··· GIVEN RECORDS

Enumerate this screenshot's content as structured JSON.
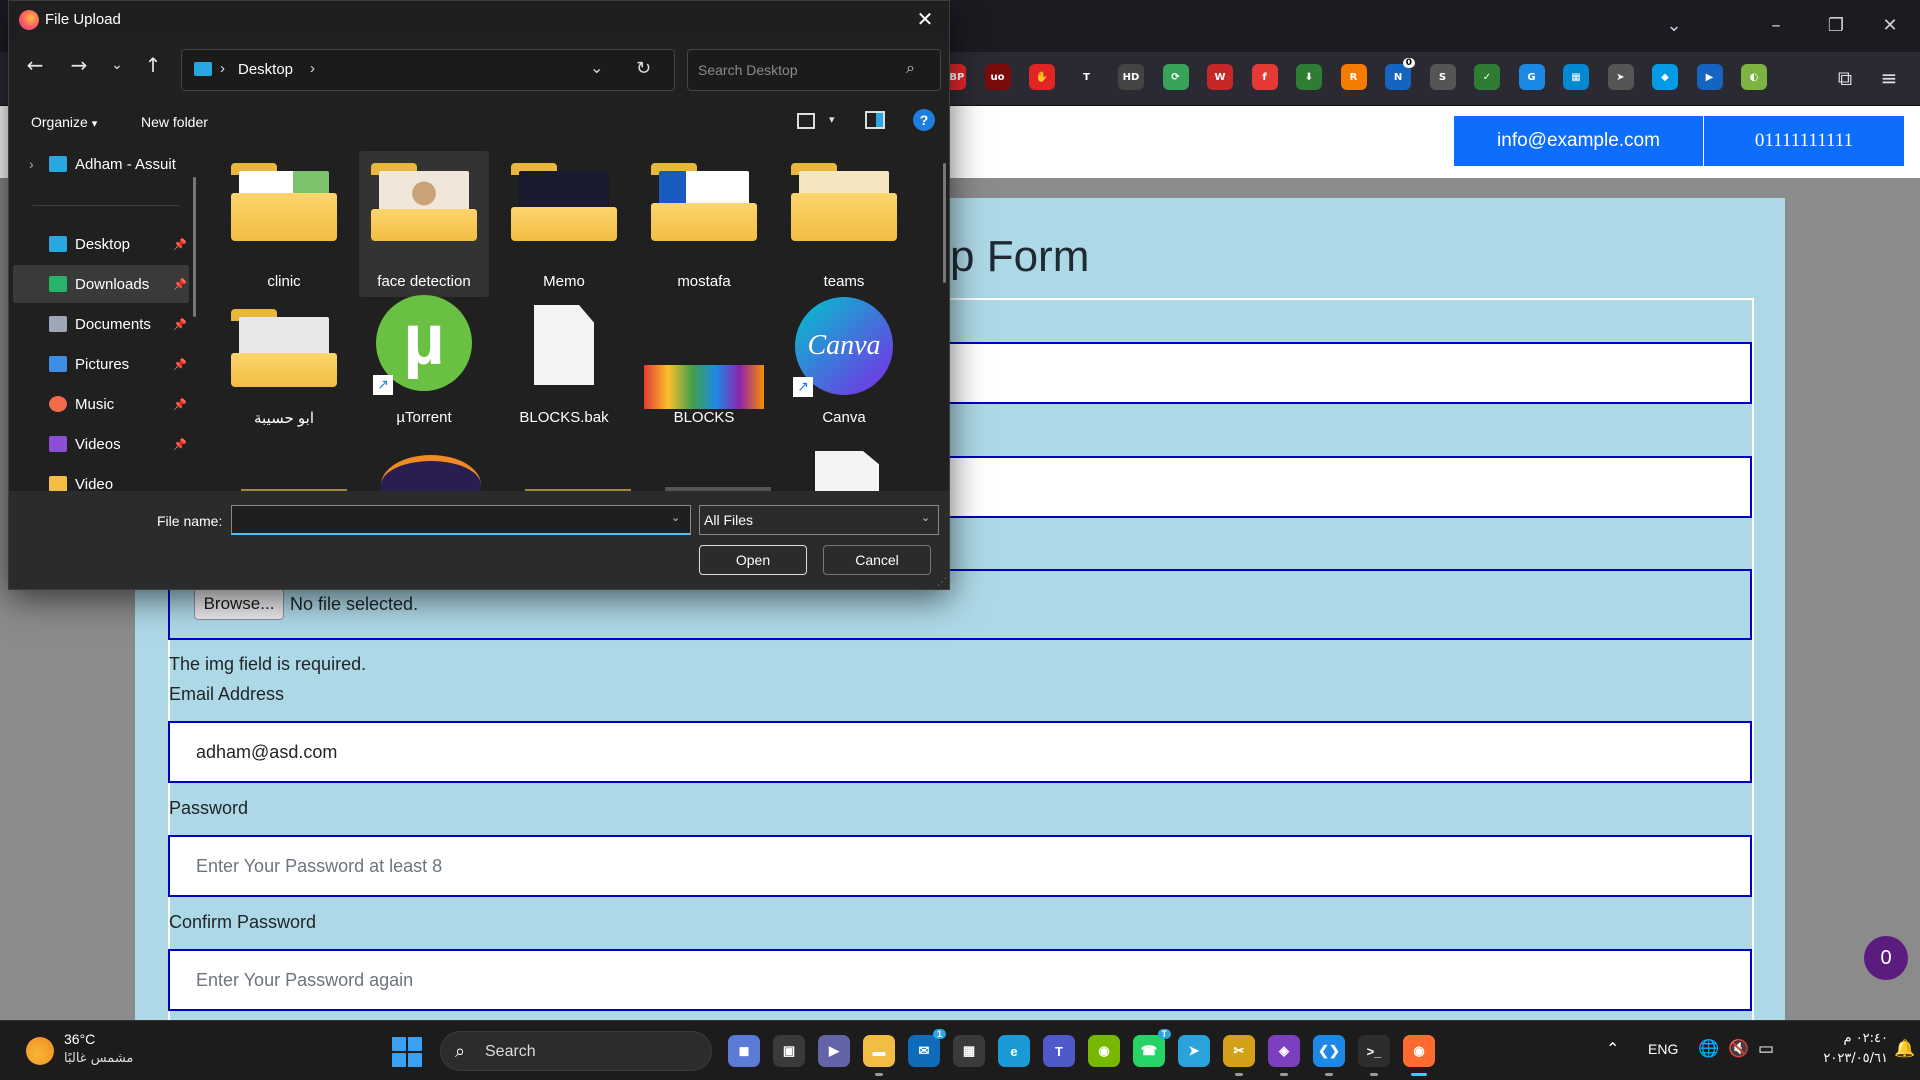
{
  "browser": {
    "tabs_dropdown_icon": "chevron-down-icon",
    "window_controls": [
      "minimize-icon",
      "restore-icon",
      "close-icon"
    ],
    "extensions": [
      {
        "name": "abp-icon",
        "label": "ABP",
        "color": "#e4252a"
      },
      {
        "name": "ublock-icon",
        "label": "uo",
        "color": "#7a0c0c"
      },
      {
        "name": "stop-hand-icon",
        "label": "✋",
        "color": "#e32424"
      },
      {
        "name": "t-icon",
        "label": "T",
        "color": "#2b2a33"
      },
      {
        "name": "hd-icon",
        "label": "HD",
        "color": "#444"
      },
      {
        "name": "refresh-green-icon",
        "label": "⟳",
        "color": "#3aa35a"
      },
      {
        "name": "shield-red-icon",
        "label": "W",
        "color": "#c62828"
      },
      {
        "name": "f-icon",
        "label": "f",
        "color": "#e53935"
      },
      {
        "name": "download-green-icon",
        "label": "⬇",
        "color": "#2e7d32"
      },
      {
        "name": "rss-icon",
        "label": "R",
        "color": "#f57c00"
      },
      {
        "name": "notes-icon",
        "label": "N",
        "color": "#1565c0",
        "badge": "0"
      },
      {
        "name": "spy-icon",
        "label": "S",
        "color": "#555"
      },
      {
        "name": "shield-check-icon",
        "label": "✓",
        "color": "#2e7d32"
      },
      {
        "name": "translate-icon",
        "label": "G",
        "color": "#1e88e5"
      },
      {
        "name": "grid-icon",
        "label": "▦",
        "color": "#0288d1"
      },
      {
        "name": "cursor-icon",
        "label": "➤",
        "color": "#555"
      },
      {
        "name": "diamond-icon",
        "label": "◆",
        "color": "#039be5"
      },
      {
        "name": "play-icon",
        "label": "▶",
        "color": "#1565c0"
      },
      {
        "name": "color-picker-icon",
        "label": "◐",
        "color": "#7cb342"
      }
    ]
  },
  "site": {
    "email": "info@example.com",
    "phone": "01111111111",
    "form_title_visible": "p Form",
    "fields": {
      "file_button": "Browse...",
      "file_status": "No file selected.",
      "img_error": "The img field is required.",
      "email_label": "Email Address",
      "email_value": "adham@asd.com",
      "password_label": "Password",
      "password_placeholder": "Enter Your Password at least 8",
      "confirm_label": "Confirm Password",
      "confirm_placeholder": "Enter Your Password again"
    },
    "chat_count": "0"
  },
  "dialog": {
    "title": "File Upload",
    "address": {
      "location": "Desktop",
      "separator": "›"
    },
    "search_placeholder": "Search Desktop",
    "commands": {
      "organize": "Organize",
      "organize_arrow": "▾",
      "new_folder": "New folder",
      "help": "?"
    },
    "sidebar": [
      {
        "label": "Adham - Assuit",
        "icon_color": "#2aa7e1",
        "pinned": false,
        "expand": "›"
      },
      {
        "label": "Desktop",
        "icon_color": "#2aa7e1",
        "pinned": true
      },
      {
        "label": "Downloads",
        "icon_color": "#29b36a",
        "pinned": true,
        "selected": true
      },
      {
        "label": "Documents",
        "icon_color": "#9ea7b8",
        "pinned": true
      },
      {
        "label": "Pictures",
        "icon_color": "#3d8fe6",
        "pinned": true
      },
      {
        "label": "Music",
        "icon_color": "#ef6b4a",
        "pinned": true
      },
      {
        "label": "Videos",
        "icon_color": "#8c4fd6",
        "pinned": true
      },
      {
        "label": "Video",
        "icon_color": "#f2bd43",
        "pinned": false
      }
    ],
    "items": [
      {
        "label": "clinic",
        "kind": "folder"
      },
      {
        "label": "face detection",
        "kind": "folder",
        "selected": true
      },
      {
        "label": "Memo",
        "kind": "folder"
      },
      {
        "label": "mostafa",
        "kind": "folder"
      },
      {
        "label": "teams",
        "kind": "folder"
      },
      {
        "label": "ابو حسيبة",
        "kind": "folder"
      },
      {
        "label": "µTorrent",
        "kind": "shortcut"
      },
      {
        "label": "BLOCKS.bak",
        "kind": "file"
      },
      {
        "label": "BLOCKS",
        "kind": "image"
      },
      {
        "label": "Canva",
        "kind": "shortcut"
      }
    ],
    "utorrent_glyph": "µ",
    "canva_glyph": "Canva",
    "file_name_label": "File name:",
    "file_name_value": "",
    "file_type": "All Files",
    "open_label": "Open",
    "cancel_label": "Cancel"
  },
  "taskbar": {
    "weather_temp": "36°C",
    "weather_desc": "مشمس غالبًا",
    "search_label": "Search",
    "apps": [
      {
        "name": "widgets-app",
        "color": "#5b7bd6",
        "glyph": "◼"
      },
      {
        "name": "task-view-app",
        "color": "#3a3a3a",
        "glyph": "▣"
      },
      {
        "name": "teams-chat-app",
        "color": "#6264a7",
        "glyph": "▶"
      },
      {
        "name": "file-explorer-app",
        "color": "#f2bd43",
        "glyph": "▬",
        "running": true
      },
      {
        "name": "mail-app",
        "color": "#0f6cbd",
        "glyph": "✉",
        "badge": "1"
      },
      {
        "name": "store-app",
        "color": "#3a3a3a",
        "glyph": "▦"
      },
      {
        "name": "edge-app",
        "color": "#1a9bd7",
        "glyph": "e"
      },
      {
        "name": "teams-app",
        "color": "#5059c9",
        "glyph": "T"
      },
      {
        "name": "nvidia-app",
        "color": "#76b900",
        "glyph": "◉"
      },
      {
        "name": "whatsapp-app",
        "color": "#25d366",
        "glyph": "☎",
        "badge": "T"
      },
      {
        "name": "telegram-app",
        "color": "#2aa3dd",
        "glyph": "➤"
      },
      {
        "name": "snip-app",
        "color": "#d4a017",
        "glyph": "✂",
        "running": true
      },
      {
        "name": "visual-studio-app",
        "color": "#7b3fbf",
        "glyph": "◈",
        "running": true
      },
      {
        "name": "vscode-app",
        "color": "#1e88e5",
        "glyph": "❮❯",
        "running": true
      },
      {
        "name": "terminal-app",
        "color": "#2d2d2d",
        "glyph": ">_",
        "running": true
      },
      {
        "name": "firefox-app",
        "color": "#ff6a2f",
        "glyph": "◉",
        "running": true,
        "active": true
      }
    ],
    "language": "ENG",
    "time": "٠٢:٤٠ م",
    "date": "٢٠٢٣/٠٥/٦١"
  }
}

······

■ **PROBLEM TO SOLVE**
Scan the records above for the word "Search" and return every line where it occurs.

■ **OUTPUT BELOW**
    "search_placeholder": "Search Desktop",
    "search_label": "Search",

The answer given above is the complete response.